For more than 65 years the Dartford Crossing has stood as the only crossing between Kent and Essex, a critical link carrying vital food, goods and services between the manufacturing centres, ports, and distribution hubs of the South East, Midlands and North of England. It is designed for 135,000 vehicles a day, but it now often sees 180,000 a day use it, leading to long delays which businesses across the country say act as a barrier to trade and jobs.
The Lower Thames Crossing will improve journeys by almost doubling road capacity across the River Thames east of London. The two successful bidders will build a total of 14.3 miles of new roads that will connect the longest road tunnel in the UK to the strategic road network. If given the green light this reliable new route will help to unlock a wealth of long-term economic benefits, as well as play an important role in the country’s economic recovery by supporting over 22,000 jobs during construction, including hundreds of opportunities for apprentices, graduates, and local businesses.
The tender process is for two roads contracts:
- The Kent Roads contract, which is a two-stage design and build contract for the part of the route from the A2/M2 corridor to 1km south of the southern tunnel entrance, with strategic utilities and environmental interfaces.
- The Roads North of the Thames contract, is also a two-stage design and build contract delivering the route from 1km north of the northern tunnel entrance to Junction 29 of the M25. New link roads are required to connect the route with the M25, A13 and A1089.
Matt Palmer, Lower Thames Crossing Executive Director, said:
Our roads connect us – we rely on them, and they are a critical part of our economic recovery and low-carbon future. The Lower Thames Crossing is the most ambitious road project this country has seen since the M25 was completed 35 years ago. These contracts show our commitment to this project, which will support 22,000 jobs during its construction and provide a huge economic boost to the UK economy when it opens for traffic.
Our challenge is to build the new crossing in a way that not only supports the next generation of low carbon vehicles, but minimises our footprint, and allows us to enhance the natural environment and leave a positive legacy for our neighbours and users.
The successful bidders and their supply chain will help Highways England achieve their ambition of making the Lower Thames Crossing the most environmentally sustainable road project ever delivered in the UK. They will support delivery of landscaping that will increase the biodiversity value of the area by 15% by planting over 260 hectares of new woodland, converting 400 hectares of arable land into semi-natural habitats, and creating new ponds, waterways, ditches and hedgerows.
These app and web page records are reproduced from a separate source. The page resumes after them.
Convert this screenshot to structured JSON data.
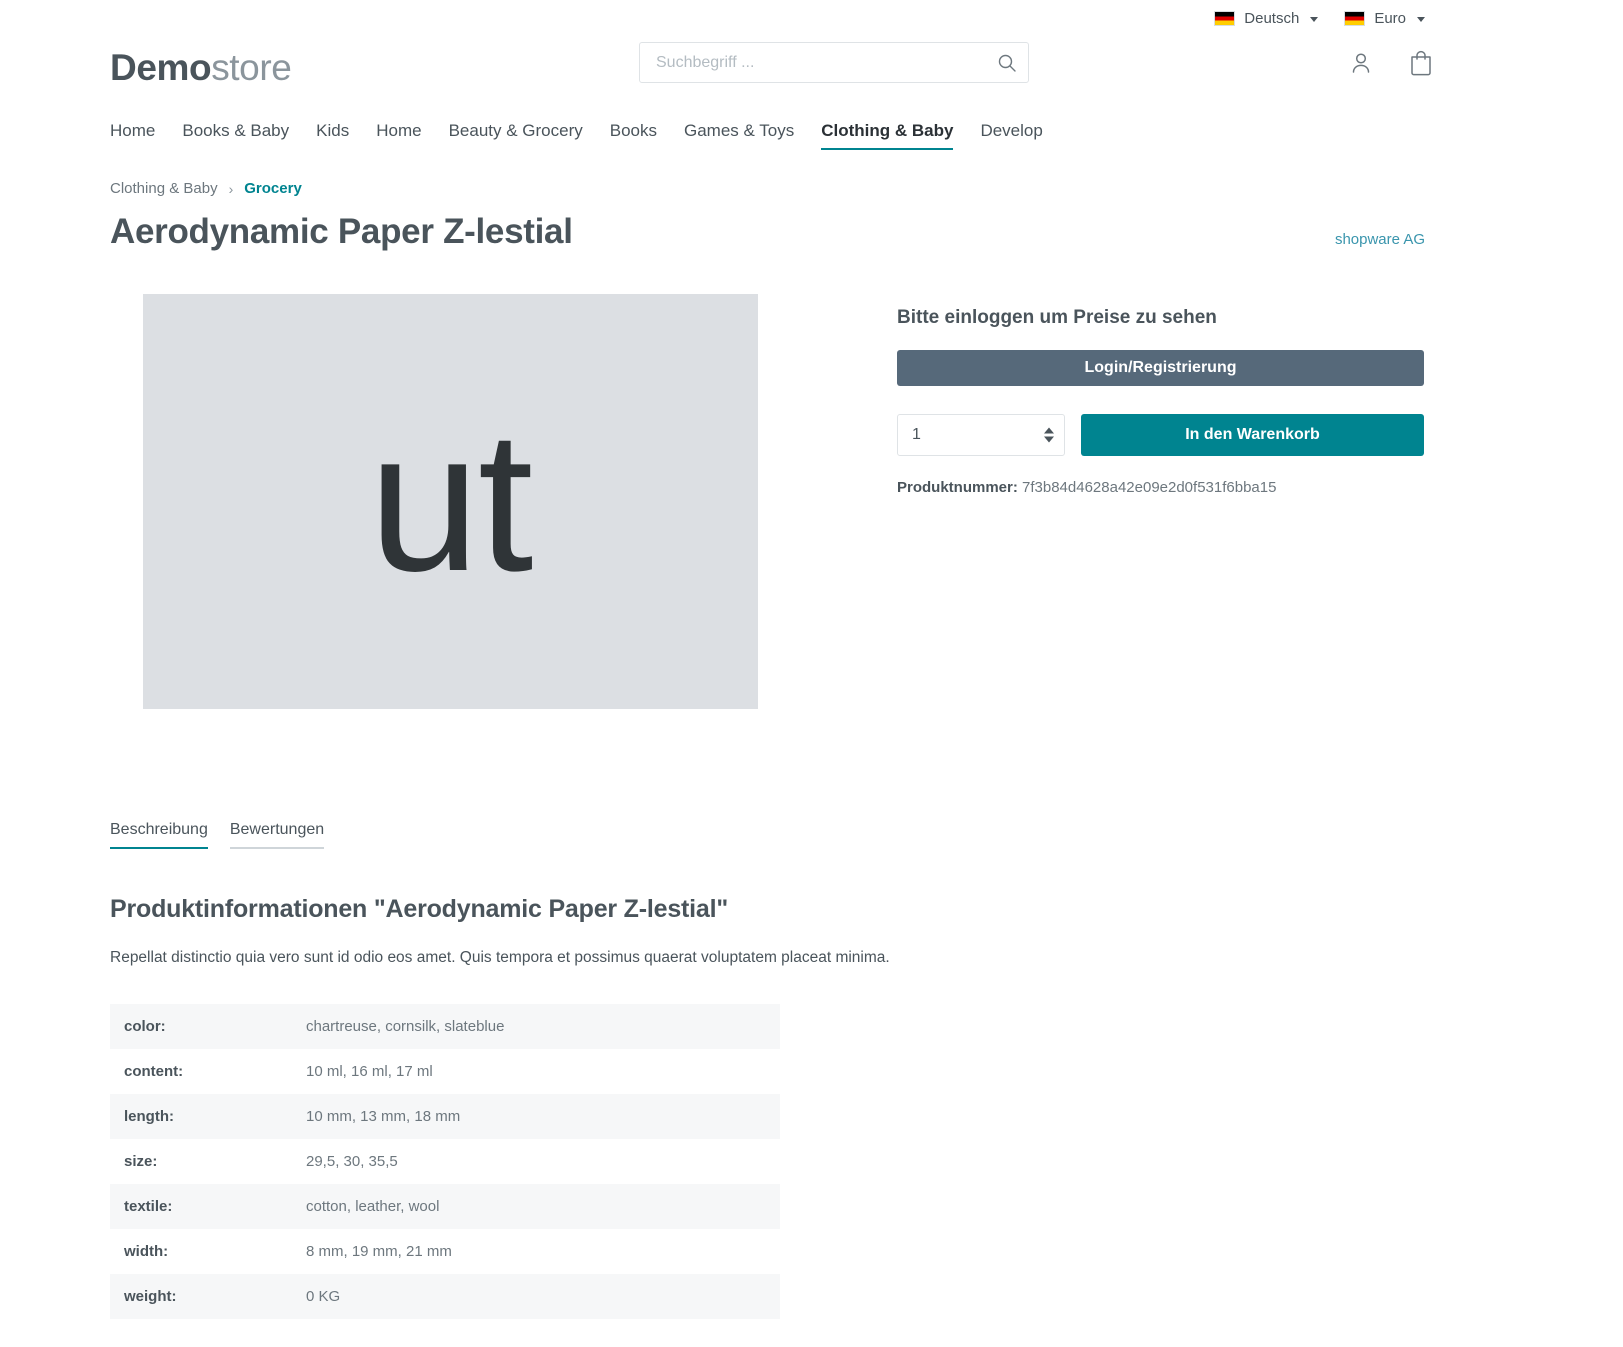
{
  "topbar": {
    "language": {
      "label": "Deutsch",
      "flag": "german-flag-icon"
    },
    "currency": {
      "label": "Euro",
      "flag": "german-flag-icon"
    }
  },
  "header": {
    "logo_bold": "Demo",
    "logo_light": "store",
    "search": {
      "placeholder": "Suchbegriff ...",
      "value": ""
    },
    "icons": {
      "account": "person-icon",
      "cart": "shopping-bag-icon"
    }
  },
  "nav": {
    "items": [
      {
        "label": "Home",
        "active": false
      },
      {
        "label": "Books & Baby",
        "active": false
      },
      {
        "label": "Kids",
        "active": false
      },
      {
        "label": "Home",
        "active": false
      },
      {
        "label": "Beauty & Grocery",
        "active": false
      },
      {
        "label": "Books",
        "active": false
      },
      {
        "label": "Games & Toys",
        "active": false
      },
      {
        "label": "Clothing & Baby",
        "active": true
      },
      {
        "label": "Develop",
        "active": false
      }
    ]
  },
  "breadcrumb": {
    "parent": "Clothing & Baby",
    "separator": "›",
    "current": "Grocery"
  },
  "product": {
    "title": "Aerodynamic Paper Z-lestial",
    "manufacturer": "shopware AG",
    "image_placeholder_text": "ut",
    "product_number_label": "Produktnummer:",
    "product_number": "7f3b84d4628a42e09e2d0f531f6bba15"
  },
  "buybox": {
    "heading": "Bitte einloggen um Preise zu sehen",
    "login_button": "Login/Registrierung",
    "quantity": "1",
    "add_to_cart_button": "In den Warenkorb"
  },
  "tabs": [
    {
      "label": "Beschreibung",
      "active": true
    },
    {
      "label": "Bewertungen",
      "active": false
    }
  ],
  "description": {
    "title": "Produktinformationen \"Aerodynamic Paper Z-lestial\"",
    "text": "Repellat distinctio quia vero sunt id odio eos amet. Quis tempora et possimus quaerat voluptatem placeat minima."
  },
  "properties": [
    {
      "key": "color:",
      "value": "chartreuse, cornsilk, slateblue"
    },
    {
      "key": "content:",
      "value": "10 ml, 16 ml, 17 ml"
    },
    {
      "key": "length:",
      "value": "10 mm, 13 mm, 18 mm"
    },
    {
      "key": "size:",
      "value": "29,5, 30, 35,5"
    },
    {
      "key": "textile:",
      "value": "cotton, leather, wool"
    },
    {
      "key": "width:",
      "value": "8 mm, 19 mm, 21 mm"
    },
    {
      "key": "weight:",
      "value": "0 KG"
    }
  ],
  "colors": {
    "accent": "#008490",
    "link": "#3a95ad",
    "login_button": "#56697a",
    "text": "#4a545b",
    "muted": "#6d777e"
  }
}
They will also be responsible for seven new green bridges that connect habits and species either side of the new road.
The £600 million Kent Roads contract comprises:
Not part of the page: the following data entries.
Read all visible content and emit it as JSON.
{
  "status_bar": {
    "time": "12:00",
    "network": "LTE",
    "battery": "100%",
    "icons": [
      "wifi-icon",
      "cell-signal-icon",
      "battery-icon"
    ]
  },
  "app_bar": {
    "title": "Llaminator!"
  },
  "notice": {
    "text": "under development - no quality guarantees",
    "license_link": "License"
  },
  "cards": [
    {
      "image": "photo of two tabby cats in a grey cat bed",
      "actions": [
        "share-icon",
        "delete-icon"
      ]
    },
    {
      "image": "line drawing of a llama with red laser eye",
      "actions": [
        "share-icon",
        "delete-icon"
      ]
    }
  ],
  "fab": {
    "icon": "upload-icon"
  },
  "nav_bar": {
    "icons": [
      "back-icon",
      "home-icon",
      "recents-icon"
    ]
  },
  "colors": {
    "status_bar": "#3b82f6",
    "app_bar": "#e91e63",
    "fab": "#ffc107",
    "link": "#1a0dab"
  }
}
- 6km of new road, including a multi-level junction to connect the A2 to the Lower Thames Crossing
- Environmental mitigation is a the heart of our scheme, most visibly with two “Green Bridges” at Thong Lane & Brewers Road, these bridges are combine green spaces with walking, cycling and vehicle access and provide better connectivity for the landscape, ecology and habitats. Brewers Road will also cater for horse riders.
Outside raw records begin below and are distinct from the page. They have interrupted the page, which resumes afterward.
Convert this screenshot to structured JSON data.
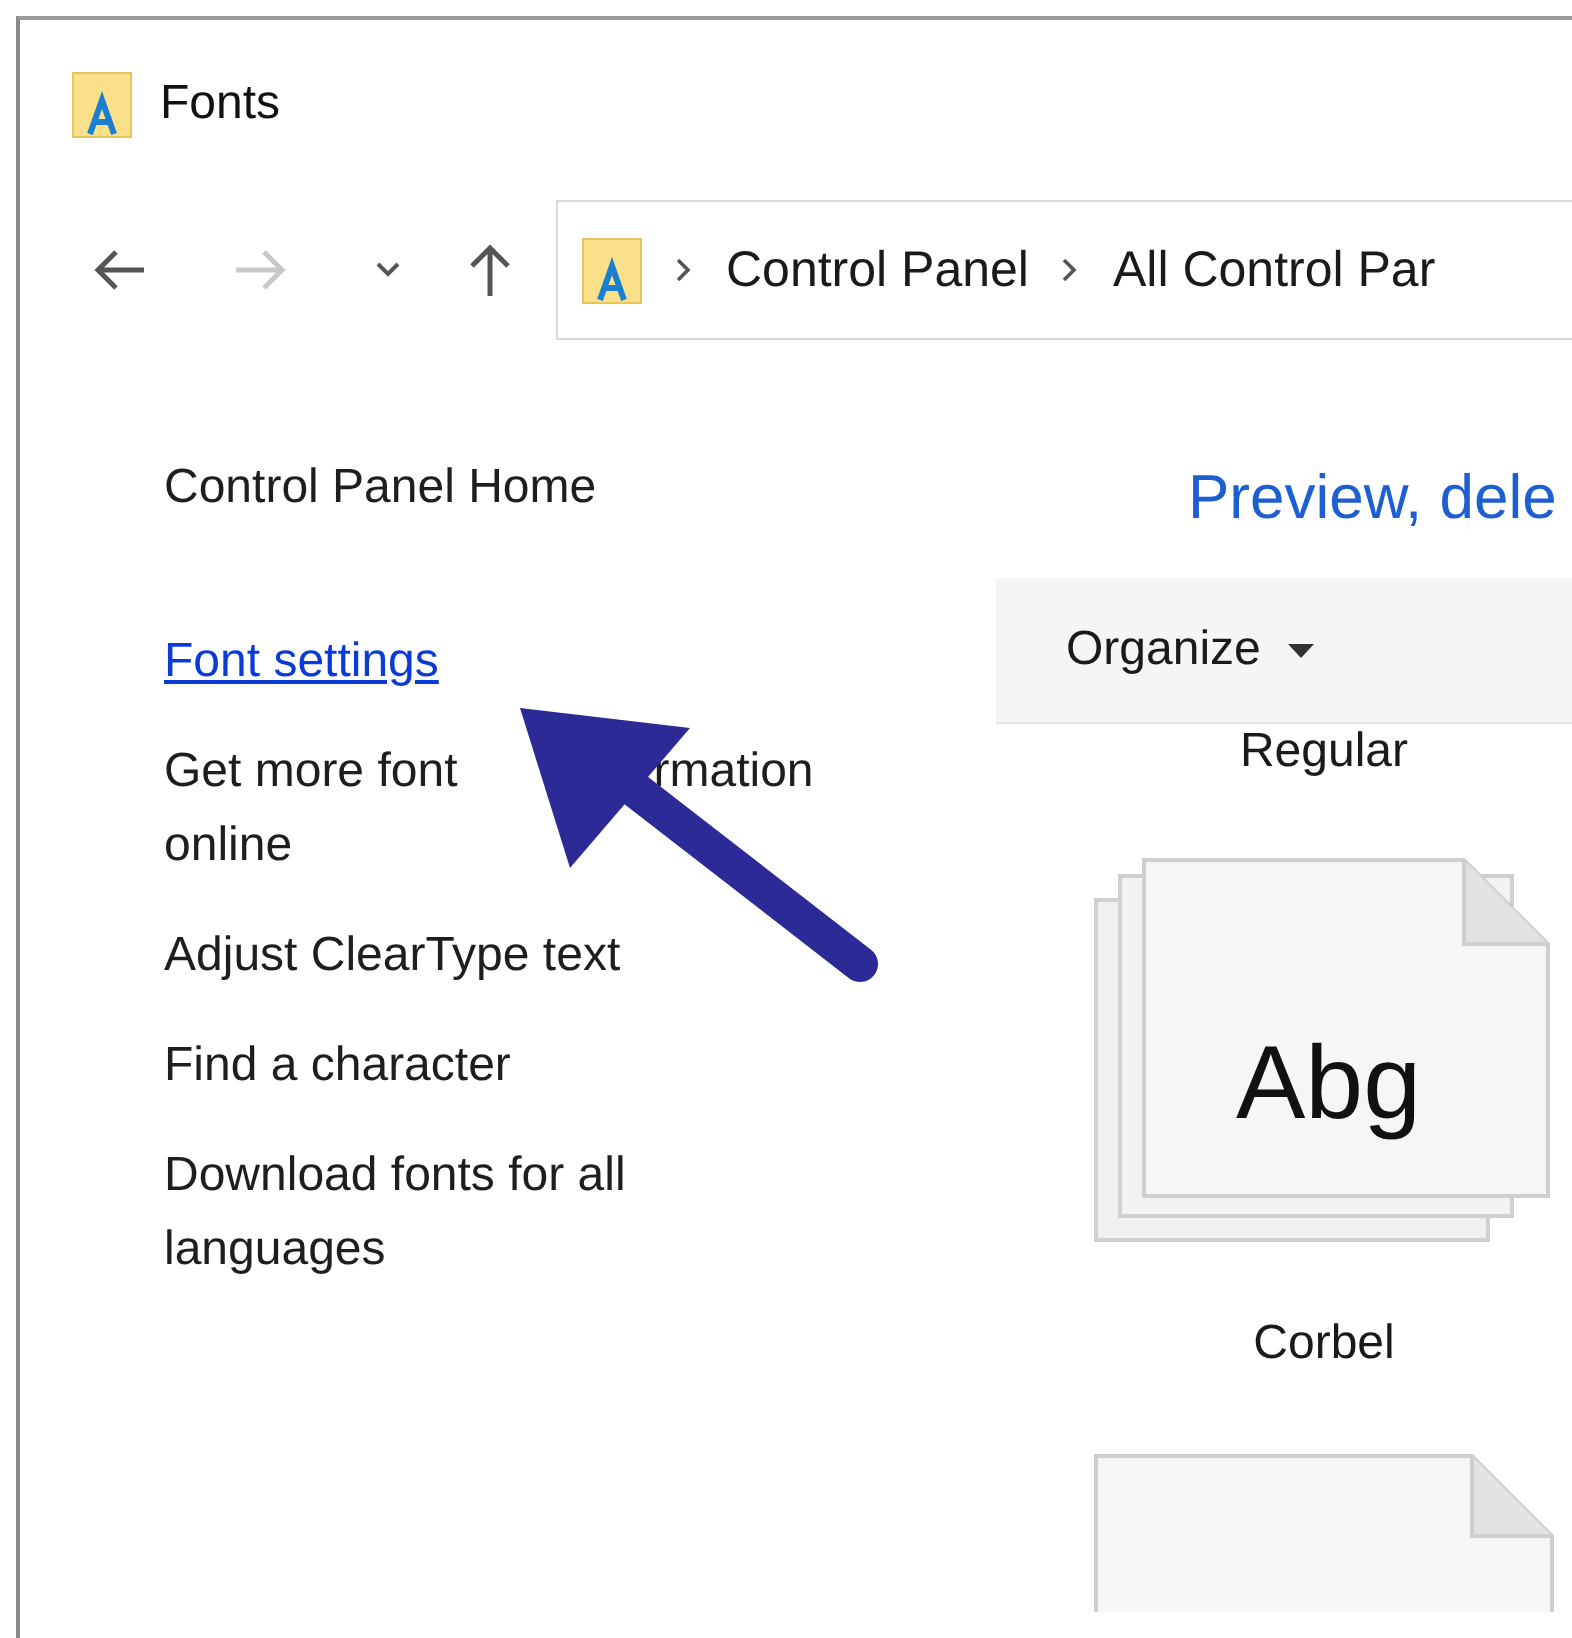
{
  "window": {
    "title": "Fonts"
  },
  "nav": [
    {
      "kind": "back",
      "disabled": false
    },
    {
      "kind": "forward",
      "disabled": true
    },
    {
      "kind": "recent",
      "disabled": false
    },
    {
      "kind": "up",
      "disabled": false
    }
  ],
  "address": {
    "crumbs": [
      "Control Panel",
      "All Control Par"
    ]
  },
  "sidebar": {
    "links": [
      {
        "label": "Control Panel Home",
        "kind": "home"
      },
      {
        "label": "Font settings",
        "kind": "link",
        "hovered": true
      },
      {
        "label_parts": [
          "Get more font",
          "rmation online"
        ],
        "kind": "link",
        "hovered": false
      },
      {
        "label": "Adjust ClearType text",
        "kind": "link",
        "hovered": false
      },
      {
        "label": "Find a character",
        "kind": "link",
        "hovered": false
      },
      {
        "label": "Download fonts for all languages",
        "kind": "link",
        "hovered": false
      }
    ]
  },
  "heading": "Preview, dele",
  "toolbar": {
    "menu": "Organize"
  },
  "items": [
    {
      "kind": "label",
      "text": "Regular"
    },
    {
      "kind": "family",
      "preview": "Abg",
      "label": "Corbel"
    },
    {
      "kind": "single"
    }
  ]
}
- The road has been design to minimise impact, and has extensive landscaping new and upgraded structures, embankments, cuttings and retaining walls.
- The diversion of utilities including strategic gas mains, electricity cables, water, and telecoms
- Ecological works for species protection and habitat enhancement along the route
The £1.3bn billion Roads North of the Thames contract comprises:
- 16km of new road with over 30 proposed new and/or upgraded structures, embankments, cuttings and retaining walls, under bridges to take the route through the A13 and to join the M25 at Junction 29
- Environmental mitigation is at the heart of the scheme, the roads north of the Thames contract is extensively screened by bunding and landscaped along its length, with 5 “green bridges” these bridges are combine green spaces with walking, cycling and vehicle access and provide better connectivity for the landscape, ecology and habitats.
- Two viaducts at Tilbury over Tilbury Loop Railway and at across Orsett Fenn over the Mardyke flood plain. Both have been design to enhance connectivity under the crossing, supporting local community access.
- The diversion of utilities including gas mains and electric cables and towers.
- Ecological works for species protection and habitat enhancement along the route.
Highways England is building on its track record of successfully delivering major projects by bringing in partners and expertise from across the infrastructure industry. The two roads contracts are the final of three main works contracts to be procured for the scheme, with the £2 billion Tunnels and Approaches contract currently out for tender and the £162.5 million Integration Partner contract awarded to Jacobs earlier in the year.
Highways England plans to resubmit its application for a Development Consent Order later this year. An application was originally submitted to the Planning Inspectorate in October 2020 but was withdrawn in order to provide more information.
Members of the public should contact the Highways England customer contact centre on 0300 123 5000.